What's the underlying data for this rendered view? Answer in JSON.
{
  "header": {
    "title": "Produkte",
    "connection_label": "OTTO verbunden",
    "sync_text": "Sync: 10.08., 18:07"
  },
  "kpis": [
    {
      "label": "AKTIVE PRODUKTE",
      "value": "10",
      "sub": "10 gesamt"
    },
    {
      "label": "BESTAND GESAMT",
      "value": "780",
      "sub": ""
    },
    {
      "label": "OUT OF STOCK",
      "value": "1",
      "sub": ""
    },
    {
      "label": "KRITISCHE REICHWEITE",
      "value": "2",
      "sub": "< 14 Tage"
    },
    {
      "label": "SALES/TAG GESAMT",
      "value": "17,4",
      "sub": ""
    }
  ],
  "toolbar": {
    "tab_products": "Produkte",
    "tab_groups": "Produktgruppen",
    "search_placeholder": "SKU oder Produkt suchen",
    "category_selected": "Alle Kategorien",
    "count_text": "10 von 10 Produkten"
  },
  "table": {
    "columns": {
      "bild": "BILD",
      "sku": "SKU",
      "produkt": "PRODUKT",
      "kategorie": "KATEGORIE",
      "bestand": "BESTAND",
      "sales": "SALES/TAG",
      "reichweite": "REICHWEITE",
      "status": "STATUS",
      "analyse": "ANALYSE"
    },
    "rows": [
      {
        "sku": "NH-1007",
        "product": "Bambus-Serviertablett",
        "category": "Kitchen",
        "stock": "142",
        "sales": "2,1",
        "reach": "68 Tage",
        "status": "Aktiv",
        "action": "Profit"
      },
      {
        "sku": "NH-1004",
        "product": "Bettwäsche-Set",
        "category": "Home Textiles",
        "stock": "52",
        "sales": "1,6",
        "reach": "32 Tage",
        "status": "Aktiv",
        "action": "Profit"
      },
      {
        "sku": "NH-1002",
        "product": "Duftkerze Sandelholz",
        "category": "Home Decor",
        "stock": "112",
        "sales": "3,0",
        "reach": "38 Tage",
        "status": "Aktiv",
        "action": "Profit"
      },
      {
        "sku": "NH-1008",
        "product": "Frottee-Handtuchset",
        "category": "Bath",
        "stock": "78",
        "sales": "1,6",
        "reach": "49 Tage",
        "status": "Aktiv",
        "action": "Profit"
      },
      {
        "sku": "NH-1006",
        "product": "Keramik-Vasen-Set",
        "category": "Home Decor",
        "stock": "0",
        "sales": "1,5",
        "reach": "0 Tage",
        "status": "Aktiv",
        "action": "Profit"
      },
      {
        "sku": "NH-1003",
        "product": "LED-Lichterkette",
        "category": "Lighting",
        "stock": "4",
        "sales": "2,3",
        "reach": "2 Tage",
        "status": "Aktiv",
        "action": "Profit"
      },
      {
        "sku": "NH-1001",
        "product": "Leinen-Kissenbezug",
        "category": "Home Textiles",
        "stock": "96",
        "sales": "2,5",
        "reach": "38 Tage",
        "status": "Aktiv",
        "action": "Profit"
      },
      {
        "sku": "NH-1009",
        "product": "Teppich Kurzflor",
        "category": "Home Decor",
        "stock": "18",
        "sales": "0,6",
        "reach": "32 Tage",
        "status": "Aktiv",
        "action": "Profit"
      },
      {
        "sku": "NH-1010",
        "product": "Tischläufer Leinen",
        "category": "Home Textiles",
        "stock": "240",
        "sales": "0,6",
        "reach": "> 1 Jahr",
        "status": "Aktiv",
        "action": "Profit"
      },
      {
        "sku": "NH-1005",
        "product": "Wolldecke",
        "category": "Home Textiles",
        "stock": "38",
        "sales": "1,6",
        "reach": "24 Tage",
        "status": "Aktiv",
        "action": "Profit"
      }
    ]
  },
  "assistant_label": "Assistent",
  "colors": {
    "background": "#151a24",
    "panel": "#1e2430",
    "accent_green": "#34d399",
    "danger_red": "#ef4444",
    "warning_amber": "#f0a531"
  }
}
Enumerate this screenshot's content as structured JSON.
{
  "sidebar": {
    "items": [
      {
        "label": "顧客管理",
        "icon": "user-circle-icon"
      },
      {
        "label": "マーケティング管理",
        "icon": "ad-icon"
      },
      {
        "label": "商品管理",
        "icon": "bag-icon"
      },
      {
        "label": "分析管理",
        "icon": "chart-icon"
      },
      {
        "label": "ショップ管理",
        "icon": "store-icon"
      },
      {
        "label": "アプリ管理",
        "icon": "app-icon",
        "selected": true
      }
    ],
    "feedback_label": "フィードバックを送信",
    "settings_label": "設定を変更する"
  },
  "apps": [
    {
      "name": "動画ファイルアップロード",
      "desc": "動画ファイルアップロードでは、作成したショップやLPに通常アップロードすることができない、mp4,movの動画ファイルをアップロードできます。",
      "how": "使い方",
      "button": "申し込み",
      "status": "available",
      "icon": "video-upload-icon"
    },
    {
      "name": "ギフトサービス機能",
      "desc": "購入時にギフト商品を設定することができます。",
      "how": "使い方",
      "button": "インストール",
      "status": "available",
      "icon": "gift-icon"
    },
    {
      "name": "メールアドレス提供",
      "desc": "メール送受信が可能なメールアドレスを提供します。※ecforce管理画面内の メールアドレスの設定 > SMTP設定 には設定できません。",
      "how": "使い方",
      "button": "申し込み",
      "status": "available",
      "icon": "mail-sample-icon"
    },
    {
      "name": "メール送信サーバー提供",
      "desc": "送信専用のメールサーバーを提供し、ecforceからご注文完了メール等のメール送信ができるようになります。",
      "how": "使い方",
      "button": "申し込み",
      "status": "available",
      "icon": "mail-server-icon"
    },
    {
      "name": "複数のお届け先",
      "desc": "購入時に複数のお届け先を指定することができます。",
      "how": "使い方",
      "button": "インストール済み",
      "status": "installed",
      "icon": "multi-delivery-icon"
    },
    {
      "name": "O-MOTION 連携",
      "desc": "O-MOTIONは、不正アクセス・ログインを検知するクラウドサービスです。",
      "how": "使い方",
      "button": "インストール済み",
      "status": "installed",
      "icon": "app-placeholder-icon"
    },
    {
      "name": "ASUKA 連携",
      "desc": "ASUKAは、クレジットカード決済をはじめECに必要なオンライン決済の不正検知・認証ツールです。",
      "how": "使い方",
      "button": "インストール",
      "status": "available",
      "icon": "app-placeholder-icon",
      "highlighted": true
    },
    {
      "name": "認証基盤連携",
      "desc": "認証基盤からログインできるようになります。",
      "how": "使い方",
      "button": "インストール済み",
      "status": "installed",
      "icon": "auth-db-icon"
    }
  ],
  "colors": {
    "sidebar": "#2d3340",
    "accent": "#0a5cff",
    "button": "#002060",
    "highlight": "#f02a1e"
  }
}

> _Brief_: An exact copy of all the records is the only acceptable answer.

> _Written solution_:
What's the underlying data for this rendered view? Answer in JSON.
{
  "header": {
    "title": "Produkte",
    "connection_label": "OTTO verbunden",
    "sync_text": "Sync: 10.08., 18:07"
  },
  "kpis": [
    {
      "label": "AKTIVE PRODUKTE",
      "value": "10",
      "sub": "10 gesamt"
    },
    {
      "label": "BESTAND GESAMT",
      "value": "780",
      "sub": ""
    },
    {
      "label": "OUT OF STOCK",
      "value": "1",
      "sub": ""
    },
    {
      "label": "KRITISCHE REICHWEITE",
      "value": "2",
      "sub": "< 14 Tage"
    },
    {
      "label": "SALES/TAG GESAMT",
      "value": "17,4",
      "sub": ""
    }
  ],
  "toolbar": {
    "tab_products": "Produkte",
    "tab_groups": "Produktgruppen",
    "search_placeholder": "SKU oder Produkt suchen",
    "category_selected": "Alle Kategorien",
    "count_text": "10 von 10 Produkten"
  },
  "table": {
    "columns": {
      "bild": "BILD",
      "sku": "SKU",
      "produkt": "PRODUKT",
      "kategorie": "KATEGORIE",
      "bestand": "BESTAND",
      "sales": "SALES/TAG",
      "reichweite": "REICHWEITE",
      "status": "STATUS",
      "analyse": "ANALYSE"
    },
    "rows": [
      {
        "sku": "NH-1007",
        "product": "Bambus-Serviertablett",
        "category": "Kitchen",
        "stock": "142",
        "sales": "2,1",
        "reach": "68 Tage",
        "status": "Aktiv",
        "action": "Profit"
      },
      {
        "sku": "NH-1004",
        "product": "Bettwäsche-Set",
        "category": "Home Textiles",
        "stock": "52",
        "sales": "1,6",
        "reach": "32 Tage",
        "status": "Aktiv",
        "action": "Profit"
      },
      {
        "sku": "NH-1002",
        "product": "Duftkerze Sandelholz",
        "category": "Home Decor",
        "stock": "112",
        "sales": "3,0",
        "reach": "38 Tage",
        "status": "Aktiv",
        "action": "Profit"
      },
      {
        "sku": "NH-1008",
        "product": "Frottee-Handtuchset",
        "category": "Bath",
        "stock": "78",
        "sales": "1,6",
        "reach": "49 Tage",
        "status": "Aktiv",
        "action": "Profit"
      },
      {
        "sku": "NH-1006",
        "product": "Keramik-Vasen-Set",
        "category": "Home Decor",
        "stock": "0",
        "sales": "1,5",
        "reach": "0 Tage",
        "status": "Aktiv",
        "action": "Profit"
      },
      {
        "sku": "NH-1003",
        "product": "LED-Lichterkette",
        "category": "Lighting",
        "stock": "4",
        "sales": "2,3",
        "reach": "2 Tage",
        "status": "Aktiv",
        "action": "Profit"
      },
      {
        "sku": "NH-1001",
        "product": "Leinen-Kissenbezug",
        "category": "Home Textiles",
        "stock": "96",
        "sales": "2,5",
        "reach": "38 Tage",
        "status": "Aktiv",
        "action": "Profit"
      },
      {
        "sku": "NH-1009",
        "product": "Teppich Kurzflor",
        "category": "Home Decor",
        "stock": "18",
        "sales": "0,6",
        "reach": "32 Tage",
        "status": "Aktiv",
        "action": "Profit"
      },
      {
        "sku": "NH-1010",
        "product": "Tischläufer Leinen",
        "category": "Home Textiles",
        "stock": "240",
        "sales": "0,6",
        "reach": "> 1 Jahr",
        "status": "Aktiv",
        "action": "Profit"
      },
      {
        "sku": "NH-1005",
        "product": "Wolldecke",
        "category": "Home Textiles",
        "stock": "38",
        "sales": "1,6",
        "reach": "24 Tage",
        "status": "Aktiv",
        "action": "Profit"
      }
    ]
  },
  "assistant_label": "Assistent",
  "colors": {
    "background": "#151a24",
    "panel": "#1e2430",
    "accent_green": "#34d399",
    "danger_red": "#ef4444",
    "warning_amber": "#f0a531"
  }
}
Enumerate this screenshot's content as structured JSON.
{
  "sidebar": {
    "items": [
      {
        "label": "顧客管理",
        "icon": "user-circle-icon"
      },
      {
        "label": "マーケティング管理",
        "icon": "ad-icon"
      },
      {
        "label": "商品管理",
        "icon": "bag-icon"
      },
      {
        "label": "分析管理",
        "icon": "chart-icon"
      },
      {
        "label": "ショップ管理",
        "icon": "store-icon"
      },
      {
        "label": "アプリ管理",
        "icon": "app-icon",
        "selected": true
      }
    ],
    "feedback_label": "フィードバックを送信",
    "settings_label": "設定を変更する"
  },
  "apps": [
    {
      "name": "動画ファイルアップロード",
      "desc": "動画ファイルアップロードでは、作成したショップやLPに通常アップロードすることができない、mp4,movの動画ファイルをアップロードできます。",
      "how": "使い方",
      "button": "申し込み",
      "status": "available",
      "icon": "video-upload-icon"
    },
    {
      "name": "ギフトサービス機能",
      "desc": "購入時にギフト商品を設定することができます。",
      "how": "使い方",
      "button": "インストール",
      "status": "available",
      "icon": "gift-icon"
    },
    {
      "name": "メールアドレス提供",
      "desc": "メール送受信が可能なメールアドレスを提供します。※ecforce管理画面内の メールアドレスの設定 > SMTP設定 には設定できません。",
      "how": "使い方",
      "button": "申し込み",
      "status": "available",
      "icon": "mail-sample-icon"
    },
    {
      "name": "メール送信サーバー提供",
      "desc": "送信専用のメールサーバーを提供し、ecforceからご注文完了メール等のメール送信ができるようになります。",
      "how": "使い方",
      "button": "申し込み",
      "status": "available",
      "icon": "mail-server-icon"
    },
    {
      "name": "複数のお届け先",
      "desc": "購入時に複数のお届け先を指定することができます。",
      "how": "使い方",
      "button": "インストール済み",
      "status": "installed",
      "icon": "multi-delivery-icon"
    },
    {
      "name": "O-MOTION 連携",
      "desc": "O-MOTIONは、不正アクセス・ログインを検知するクラウドサービスです。",
      "how": "使い方",
      "button": "インストール済み",
      "status": "installed",
      "icon": "app-placeholder-icon"
    },
    {
      "name": "ASUKA 連携",
      "desc": "ASUKAは、クレジットカード決済をはじめECに必要なオンライン決済の不正検知・認証ツールです。",
      "how": "使い方",
      "button": "インストール",
      "status": "available",
      "icon": "app-placeholder-icon",
      "highlighted": true
    },
    {
      "name": "認証基盤連携",
      "desc": "認証基盤からログインできるようになります。",
      "how": "使い方",
      "button": "インストール済み",
      "status": "installed",
      "icon": "auth-db-icon"
    }
  ],
  "colors": {
    "sidebar": "#2d3340",
    "accent": "#0a5cff",
    "button": "#002060",
    "highlight": "#f02a1e"
  }
}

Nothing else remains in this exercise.